Nottingham rail station fire being treated as arson
A huge fire that closed Nottingham railway station is being treated as arson.
At its peak 10 fire crews were tackling the fire, which began at about 06:30 GMT.
Flames were seen coming from the station's roof and smoke filled the foyer, prompting the building's evacuation.
Supt Sandra England said: "We now have reason to believe the fire may have been started deliberately."
She added: "Cordons remain in place around the area and trains are not running. It is likely the station will remain closed for the rest of the day."
Incident commander Bryn Coleman, from Nottinghamshire Fire and Rescue, said crews faced "arduous" conditions when they arrived to tackle the "severe" fire that spread across the concourse.
He described the operation as "difficult and protracted".
He added the fire was believed to have started in a toilet.
The fire service confirmed in the early afternoon that a joint investigation with the British Transport Police was already under way.
At 17:00 GMT crews were still at the scene dealing with the fire, which has been brought under control.
British Transport Police said it was an "ongoing incident" and said the station was "unlikely" to be open by Saturday.
Supt Sandra England said: "Even if some trains are running by tomorrow, there will be an extremely limited service with many delays, cancellations and overcrowding."

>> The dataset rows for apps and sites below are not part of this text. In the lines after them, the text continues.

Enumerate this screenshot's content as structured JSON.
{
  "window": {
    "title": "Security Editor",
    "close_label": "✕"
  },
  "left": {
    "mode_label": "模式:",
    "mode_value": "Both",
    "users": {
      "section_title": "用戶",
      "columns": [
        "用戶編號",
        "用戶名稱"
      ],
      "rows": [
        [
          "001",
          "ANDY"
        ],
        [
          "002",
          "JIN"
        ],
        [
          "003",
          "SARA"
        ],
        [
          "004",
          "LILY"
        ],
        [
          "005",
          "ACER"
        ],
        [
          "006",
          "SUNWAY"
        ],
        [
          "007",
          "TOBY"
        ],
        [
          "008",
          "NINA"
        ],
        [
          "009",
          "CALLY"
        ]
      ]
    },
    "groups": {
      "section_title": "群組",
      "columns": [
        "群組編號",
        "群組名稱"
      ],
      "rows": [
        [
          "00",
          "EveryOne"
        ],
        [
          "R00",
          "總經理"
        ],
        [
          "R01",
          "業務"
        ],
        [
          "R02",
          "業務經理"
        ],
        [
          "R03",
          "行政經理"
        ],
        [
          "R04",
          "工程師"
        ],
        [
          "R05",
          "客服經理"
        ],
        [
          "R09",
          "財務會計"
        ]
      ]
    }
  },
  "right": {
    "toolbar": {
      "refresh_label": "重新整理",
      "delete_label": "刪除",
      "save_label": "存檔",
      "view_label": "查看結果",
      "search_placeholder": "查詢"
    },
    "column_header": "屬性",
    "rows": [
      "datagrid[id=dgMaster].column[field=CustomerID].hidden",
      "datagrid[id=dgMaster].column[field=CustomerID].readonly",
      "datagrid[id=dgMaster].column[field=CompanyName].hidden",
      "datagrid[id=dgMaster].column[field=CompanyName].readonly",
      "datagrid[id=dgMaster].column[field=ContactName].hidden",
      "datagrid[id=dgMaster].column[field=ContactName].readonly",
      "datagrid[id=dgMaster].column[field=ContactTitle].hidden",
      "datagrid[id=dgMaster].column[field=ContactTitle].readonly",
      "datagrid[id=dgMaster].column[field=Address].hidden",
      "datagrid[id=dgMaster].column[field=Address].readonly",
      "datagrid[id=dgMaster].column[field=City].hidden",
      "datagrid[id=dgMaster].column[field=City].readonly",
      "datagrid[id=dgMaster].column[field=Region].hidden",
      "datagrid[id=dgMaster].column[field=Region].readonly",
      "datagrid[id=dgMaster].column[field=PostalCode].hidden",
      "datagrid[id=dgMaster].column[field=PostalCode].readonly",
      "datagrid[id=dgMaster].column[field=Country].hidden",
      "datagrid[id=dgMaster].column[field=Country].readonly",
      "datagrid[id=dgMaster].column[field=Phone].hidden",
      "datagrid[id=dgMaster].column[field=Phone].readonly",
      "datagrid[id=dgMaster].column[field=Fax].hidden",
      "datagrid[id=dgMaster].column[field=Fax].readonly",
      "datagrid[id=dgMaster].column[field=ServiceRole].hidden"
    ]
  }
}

She advised football fans travelling to and from Nottingham for matches on Saturday not to attempt to travel by train.
East Midlands Trains said while no-one was injured and everyone was accounted for, all services, including trains to London St Pancras, Liverpool, Leicester and Norwich, have been disrupted.
Kirsty Derry, deputy managing director of Stagecoach, East Midland Train's parent company, apologised for the disruption but said they were "really optimistic" about services at the station on Saturday but warned there would be "gaps".
About 4,600 passengers arrive at Nottingham station during each weekday morning between 07:00 and 10:00, according to the Department for Transport.
The station has recently undergone a £50m redevelopment, incorporating a new tram bridge, including the restoration and upgrade of its Edwardian grade II listed front building.
Eyewitness Sarah McMullan said she saw smoke coming from a toilet at the station's car park.
"You don't think much of it when there's a little bit of smoke and police already there, but then we were evacuated," she said.
"It was pretty frightening to see how quickly a fire can grow. You can see billowing smoke and flames above the roof on the far side."
BBC Radio Nottingham's Andy Whittaker said he saw "thick plumes of black smoke" coming from the station.
He said many people were left waiting outside the building after being told to leave.
Dr Remigius Ilione, 49, said: "I drove into the car park and I could already hear the fire alarm.
"The smoke was so thick that you could not see in front of you."
Queens Road and Carrington Street were closed in both directions, which created heavy traffic on surrounding routes, but while there have been partial reopenings, disruption remains.
There have been reports of 40-minute delays on bus services.
Trams into the city were also disrupted by the fire and a separate incident, but began to run past the station at about 14:30 BST.
Visiting the station, Transport Minister Jo Johnson said: "It has been a devastating incident, but it has been an extraordinary response from the emergency services.
"We saw an exemplary evacuation this morning. There were about 200 or 300 passengers at the start of the rush hour who were evacuated safely.
"As far as we can tell no-one has been hurt in the incident and we really do owe a huge debt of gratitude to the emergency services. East Midlands Trains has done a great job ensuring no-one was hurt and everyone was evacuated safely. "
He added that he hoped the station should be back up and running in the "next few days".